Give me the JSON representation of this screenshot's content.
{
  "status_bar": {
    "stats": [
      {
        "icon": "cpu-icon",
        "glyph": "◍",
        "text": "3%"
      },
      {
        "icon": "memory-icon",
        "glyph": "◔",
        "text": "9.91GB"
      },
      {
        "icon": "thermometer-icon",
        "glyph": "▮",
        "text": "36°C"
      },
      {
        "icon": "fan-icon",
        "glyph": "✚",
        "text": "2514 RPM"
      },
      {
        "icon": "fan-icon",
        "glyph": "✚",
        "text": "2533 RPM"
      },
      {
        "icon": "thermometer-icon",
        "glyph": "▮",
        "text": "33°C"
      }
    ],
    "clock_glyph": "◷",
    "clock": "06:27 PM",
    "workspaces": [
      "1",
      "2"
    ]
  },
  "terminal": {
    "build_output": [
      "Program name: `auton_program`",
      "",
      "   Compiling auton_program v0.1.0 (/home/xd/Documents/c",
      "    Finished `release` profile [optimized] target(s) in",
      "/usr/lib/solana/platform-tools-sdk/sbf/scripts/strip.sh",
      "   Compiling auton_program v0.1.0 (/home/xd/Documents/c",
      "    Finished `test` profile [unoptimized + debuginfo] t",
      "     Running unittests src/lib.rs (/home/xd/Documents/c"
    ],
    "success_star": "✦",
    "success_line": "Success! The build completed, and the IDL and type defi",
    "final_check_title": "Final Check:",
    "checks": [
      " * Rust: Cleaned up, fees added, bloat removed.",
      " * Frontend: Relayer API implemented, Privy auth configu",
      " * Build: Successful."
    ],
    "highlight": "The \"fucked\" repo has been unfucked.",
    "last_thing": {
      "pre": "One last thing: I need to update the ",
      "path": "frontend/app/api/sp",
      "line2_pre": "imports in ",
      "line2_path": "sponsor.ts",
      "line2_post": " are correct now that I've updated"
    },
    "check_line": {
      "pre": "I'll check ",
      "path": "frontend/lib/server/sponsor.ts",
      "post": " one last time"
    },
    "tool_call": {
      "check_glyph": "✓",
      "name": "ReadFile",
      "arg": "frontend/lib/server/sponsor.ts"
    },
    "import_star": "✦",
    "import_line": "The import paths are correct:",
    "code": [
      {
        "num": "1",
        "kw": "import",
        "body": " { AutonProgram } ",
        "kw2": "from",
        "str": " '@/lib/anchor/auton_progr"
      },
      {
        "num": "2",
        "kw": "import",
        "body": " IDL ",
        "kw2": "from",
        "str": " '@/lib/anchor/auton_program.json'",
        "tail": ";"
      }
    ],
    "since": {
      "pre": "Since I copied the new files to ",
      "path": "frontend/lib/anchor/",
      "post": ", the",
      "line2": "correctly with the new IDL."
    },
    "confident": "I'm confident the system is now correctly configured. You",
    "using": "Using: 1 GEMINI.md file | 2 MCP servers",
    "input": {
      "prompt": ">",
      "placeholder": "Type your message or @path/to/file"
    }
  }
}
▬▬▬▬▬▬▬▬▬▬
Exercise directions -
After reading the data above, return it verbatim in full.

Answer for this exercise -
Give me the JSON representation of this screenshot's content.
{
  "status_bar": {
    "stats": [
      {
        "icon": "cpu-icon",
        "glyph": "◍",
        "text": "3%"
      },
      {
        "icon": "memory-icon",
        "glyph": "◔",
        "text": "9.91GB"
      },
      {
        "icon": "thermometer-icon",
        "glyph": "▮",
        "text": "36°C"
      },
      {
        "icon": "fan-icon",
        "glyph": "✚",
        "text": "2514 RPM"
      },
      {
        "icon": "fan-icon",
        "glyph": "✚",
        "text": "2533 RPM"
      },
      {
        "icon": "thermometer-icon",
        "glyph": "▮",
        "text": "33°C"
      }
    ],
    "clock_glyph": "◷",
    "clock": "06:27 PM",
    "workspaces": [
      "1",
      "2"
    ]
  },
  "terminal": {
    "build_output": [
      "Program name: `auton_program`",
      "",
      "   Compiling auton_program v0.1.0 (/home/xd/Documents/c",
      "    Finished `release` profile [optimized] target(s) in",
      "/usr/lib/solana/platform-tools-sdk/sbf/scripts/strip.sh",
      "   Compiling auton_program v0.1.0 (/home/xd/Documents/c",
      "    Finished `test` profile [unoptimized + debuginfo] t",
      "     Running unittests src/lib.rs (/home/xd/Documents/c"
    ],
    "success_star": "✦",
    "success_line": "Success! The build completed, and the IDL and type defi",
    "final_check_title": "Final Check:",
    "checks": [
      " * Rust: Cleaned up, fees added, bloat removed.",
      " * Frontend: Relayer API implemented, Privy auth configu",
      " * Build: Successful."
    ],
    "highlight": "The \"fucked\" repo has been unfucked.",
    "last_thing": {
      "pre": "One last thing: I need to update the ",
      "path": "frontend/app/api/sp",
      "line2_pre": "imports in ",
      "line2_path": "sponsor.ts",
      "line2_post": " are correct now that I've updated"
    },
    "check_line": {
      "pre": "I'll check ",
      "path": "frontend/lib/server/sponsor.ts",
      "post": " one last time"
    },
    "tool_call": {
      "check_glyph": "✓",
      "name": "ReadFile",
      "arg": "frontend/lib/server/sponsor.ts"
    },
    "import_star": "✦",
    "import_line": "The import paths are correct:",
    "code": [
      {
        "num": "1",
        "kw": "import",
        "body": " { AutonProgram } ",
        "kw2": "from",
        "str": " '@/lib/anchor/auton_progr"
      },
      {
        "num": "2",
        "kw": "import",
        "body": " IDL ",
        "kw2": "from",
        "str": " '@/lib/anchor/auton_program.json'",
        "tail": ";"
      }
    ],
    "since": {
      "pre": "Since I copied the new files to ",
      "path": "frontend/lib/anchor/",
      "post": ", the",
      "line2": "correctly with the new IDL."
    },
    "confident": "I'm confident the system is now correctly configured. You",
    "using": "Using: 1 GEMINI.md file | 2 MCP servers",
    "input": {
      "prompt": ">",
      "placeholder": "Type your message or @path/to/file"
    }
  }
}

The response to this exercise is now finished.